I knew I’d be trading in daily bike rides and Strawberry Street in Richmond, Virginia for loud crowds and politics in the nation’s capital. It was one of those rare moments where I knew what I had to do. I knew before my dad asked me, eyes cast downward, if I would. Some would later call me heroic, a saint, an exemplary daughter. I could only wonder, “Wouldn’t you, too?” I knew I would cry if I had to tell anyone face-to-face, so I emailed a lot. I cried a lot too. Still do.

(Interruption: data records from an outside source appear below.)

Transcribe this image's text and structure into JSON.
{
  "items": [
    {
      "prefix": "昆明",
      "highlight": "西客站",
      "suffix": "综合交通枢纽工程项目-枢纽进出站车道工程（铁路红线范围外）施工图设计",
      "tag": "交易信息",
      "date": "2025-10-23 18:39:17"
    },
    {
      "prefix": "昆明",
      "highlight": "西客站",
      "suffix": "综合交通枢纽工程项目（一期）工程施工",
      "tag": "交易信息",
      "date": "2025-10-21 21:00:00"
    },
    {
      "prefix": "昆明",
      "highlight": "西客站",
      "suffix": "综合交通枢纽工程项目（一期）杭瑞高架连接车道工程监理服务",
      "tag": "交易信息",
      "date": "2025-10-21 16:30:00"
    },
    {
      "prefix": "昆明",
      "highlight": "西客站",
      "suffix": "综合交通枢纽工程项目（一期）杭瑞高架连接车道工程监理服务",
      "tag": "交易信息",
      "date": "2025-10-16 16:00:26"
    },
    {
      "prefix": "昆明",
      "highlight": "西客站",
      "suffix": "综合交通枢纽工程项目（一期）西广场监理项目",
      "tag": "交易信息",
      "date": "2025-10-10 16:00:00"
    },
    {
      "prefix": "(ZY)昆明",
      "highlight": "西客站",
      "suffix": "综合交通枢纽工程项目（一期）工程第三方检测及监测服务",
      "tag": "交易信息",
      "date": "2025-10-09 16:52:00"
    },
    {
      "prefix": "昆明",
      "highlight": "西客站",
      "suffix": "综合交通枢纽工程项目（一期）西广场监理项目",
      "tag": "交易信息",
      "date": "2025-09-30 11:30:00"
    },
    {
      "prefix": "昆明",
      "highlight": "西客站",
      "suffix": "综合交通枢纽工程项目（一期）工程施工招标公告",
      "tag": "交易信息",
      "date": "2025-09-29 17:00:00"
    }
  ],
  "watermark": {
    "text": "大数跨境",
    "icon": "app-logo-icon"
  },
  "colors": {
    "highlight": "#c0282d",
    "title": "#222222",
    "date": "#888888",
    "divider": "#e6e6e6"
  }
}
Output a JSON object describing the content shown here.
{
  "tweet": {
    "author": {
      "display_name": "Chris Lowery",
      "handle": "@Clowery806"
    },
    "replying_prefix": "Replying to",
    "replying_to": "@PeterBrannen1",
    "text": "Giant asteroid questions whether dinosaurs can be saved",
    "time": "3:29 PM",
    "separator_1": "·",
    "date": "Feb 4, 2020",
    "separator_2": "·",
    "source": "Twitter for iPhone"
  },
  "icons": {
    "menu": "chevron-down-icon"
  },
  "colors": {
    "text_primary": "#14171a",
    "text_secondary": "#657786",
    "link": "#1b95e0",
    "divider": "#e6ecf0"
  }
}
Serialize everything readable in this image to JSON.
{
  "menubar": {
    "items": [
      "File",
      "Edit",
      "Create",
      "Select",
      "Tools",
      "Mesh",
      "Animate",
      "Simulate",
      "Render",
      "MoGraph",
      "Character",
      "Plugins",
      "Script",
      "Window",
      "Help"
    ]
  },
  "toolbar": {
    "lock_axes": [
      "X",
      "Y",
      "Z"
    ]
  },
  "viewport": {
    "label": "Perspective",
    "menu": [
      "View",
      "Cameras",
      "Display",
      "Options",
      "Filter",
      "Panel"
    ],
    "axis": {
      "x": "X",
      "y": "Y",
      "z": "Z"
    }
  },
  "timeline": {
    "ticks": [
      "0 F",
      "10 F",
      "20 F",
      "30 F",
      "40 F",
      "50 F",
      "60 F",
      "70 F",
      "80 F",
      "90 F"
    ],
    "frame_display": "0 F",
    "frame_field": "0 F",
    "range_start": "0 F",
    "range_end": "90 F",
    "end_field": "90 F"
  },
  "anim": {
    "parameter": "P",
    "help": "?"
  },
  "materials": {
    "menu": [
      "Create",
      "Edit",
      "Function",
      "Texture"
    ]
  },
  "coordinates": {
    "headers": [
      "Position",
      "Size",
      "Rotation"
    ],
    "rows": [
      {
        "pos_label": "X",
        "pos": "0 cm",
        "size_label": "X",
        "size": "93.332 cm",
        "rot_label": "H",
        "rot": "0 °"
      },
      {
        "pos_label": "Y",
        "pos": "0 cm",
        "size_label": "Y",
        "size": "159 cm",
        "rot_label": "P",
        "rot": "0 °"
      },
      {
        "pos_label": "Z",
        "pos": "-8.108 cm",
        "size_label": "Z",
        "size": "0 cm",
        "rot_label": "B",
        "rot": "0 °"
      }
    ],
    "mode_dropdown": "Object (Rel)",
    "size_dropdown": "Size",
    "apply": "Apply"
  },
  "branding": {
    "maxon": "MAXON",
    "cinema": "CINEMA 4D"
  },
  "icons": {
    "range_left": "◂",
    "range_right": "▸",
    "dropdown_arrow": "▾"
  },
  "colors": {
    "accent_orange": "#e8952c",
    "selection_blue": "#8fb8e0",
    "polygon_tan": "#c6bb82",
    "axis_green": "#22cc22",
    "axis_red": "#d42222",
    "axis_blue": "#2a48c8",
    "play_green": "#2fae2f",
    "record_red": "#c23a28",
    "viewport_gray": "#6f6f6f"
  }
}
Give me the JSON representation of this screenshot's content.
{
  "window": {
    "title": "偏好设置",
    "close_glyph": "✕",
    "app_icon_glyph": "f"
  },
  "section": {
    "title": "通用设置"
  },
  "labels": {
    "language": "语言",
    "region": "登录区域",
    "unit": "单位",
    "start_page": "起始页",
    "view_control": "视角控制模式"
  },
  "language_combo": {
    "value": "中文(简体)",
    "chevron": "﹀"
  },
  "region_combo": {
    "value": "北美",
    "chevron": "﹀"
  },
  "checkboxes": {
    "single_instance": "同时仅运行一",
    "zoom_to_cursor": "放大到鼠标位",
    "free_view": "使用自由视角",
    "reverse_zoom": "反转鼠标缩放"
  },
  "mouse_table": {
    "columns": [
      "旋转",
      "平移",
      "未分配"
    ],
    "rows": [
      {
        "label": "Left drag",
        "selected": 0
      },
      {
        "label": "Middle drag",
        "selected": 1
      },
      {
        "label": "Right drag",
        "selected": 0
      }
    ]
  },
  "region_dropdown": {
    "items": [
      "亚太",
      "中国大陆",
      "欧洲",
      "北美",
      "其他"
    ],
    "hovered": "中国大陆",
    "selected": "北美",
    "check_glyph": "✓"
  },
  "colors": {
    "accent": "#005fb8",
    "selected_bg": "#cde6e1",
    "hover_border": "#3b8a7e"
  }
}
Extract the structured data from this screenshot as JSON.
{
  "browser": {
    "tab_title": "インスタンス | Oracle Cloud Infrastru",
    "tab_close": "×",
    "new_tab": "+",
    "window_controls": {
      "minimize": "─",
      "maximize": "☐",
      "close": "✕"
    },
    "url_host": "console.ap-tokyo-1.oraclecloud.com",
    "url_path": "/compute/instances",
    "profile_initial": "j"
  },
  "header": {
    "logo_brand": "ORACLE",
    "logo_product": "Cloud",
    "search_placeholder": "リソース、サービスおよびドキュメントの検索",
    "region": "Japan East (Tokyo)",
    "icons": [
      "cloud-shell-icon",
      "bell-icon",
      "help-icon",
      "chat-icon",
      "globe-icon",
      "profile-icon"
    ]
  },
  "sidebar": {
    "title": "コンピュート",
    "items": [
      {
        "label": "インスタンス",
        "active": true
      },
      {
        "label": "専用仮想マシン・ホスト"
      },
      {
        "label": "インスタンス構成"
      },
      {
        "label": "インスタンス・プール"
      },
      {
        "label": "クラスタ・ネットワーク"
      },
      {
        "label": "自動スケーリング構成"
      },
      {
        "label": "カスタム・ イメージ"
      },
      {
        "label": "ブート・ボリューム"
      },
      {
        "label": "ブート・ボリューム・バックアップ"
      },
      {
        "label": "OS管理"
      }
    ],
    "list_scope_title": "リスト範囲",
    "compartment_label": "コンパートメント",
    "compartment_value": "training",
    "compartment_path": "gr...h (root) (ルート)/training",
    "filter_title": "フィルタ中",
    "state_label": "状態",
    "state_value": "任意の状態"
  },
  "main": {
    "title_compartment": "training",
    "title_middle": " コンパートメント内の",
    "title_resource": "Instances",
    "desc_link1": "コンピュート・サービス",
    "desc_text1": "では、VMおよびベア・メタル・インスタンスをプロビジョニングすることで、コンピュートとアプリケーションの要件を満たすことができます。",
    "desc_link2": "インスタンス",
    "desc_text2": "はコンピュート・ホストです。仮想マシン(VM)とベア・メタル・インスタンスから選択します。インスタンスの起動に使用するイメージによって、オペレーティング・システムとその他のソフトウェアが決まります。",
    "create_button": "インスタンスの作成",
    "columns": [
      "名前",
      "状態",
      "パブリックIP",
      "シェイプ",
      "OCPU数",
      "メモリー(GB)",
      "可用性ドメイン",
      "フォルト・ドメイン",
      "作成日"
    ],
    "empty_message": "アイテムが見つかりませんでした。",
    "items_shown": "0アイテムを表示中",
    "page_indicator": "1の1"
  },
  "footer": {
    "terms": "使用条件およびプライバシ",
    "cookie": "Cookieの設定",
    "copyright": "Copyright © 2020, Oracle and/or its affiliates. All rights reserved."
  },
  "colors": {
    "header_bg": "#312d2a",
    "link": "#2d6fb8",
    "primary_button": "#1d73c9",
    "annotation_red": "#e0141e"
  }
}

My mom started getting sick when I was 18. Our first indication was when she said, “You better thank us for those movie tickets we bought you,” to our good friends. “That was weird, that was rude, that was out of character,” we thought. Now, nine years later, I’m here, grasping her hand and pressing her head against mine, hoping this is just a bad dream, that she will come back, her frontal lobe will sprout perennial shoots like her carefully tended garden used to. Now it too stands in shambles covered in dead leaves, obscuring the life that grows beneath.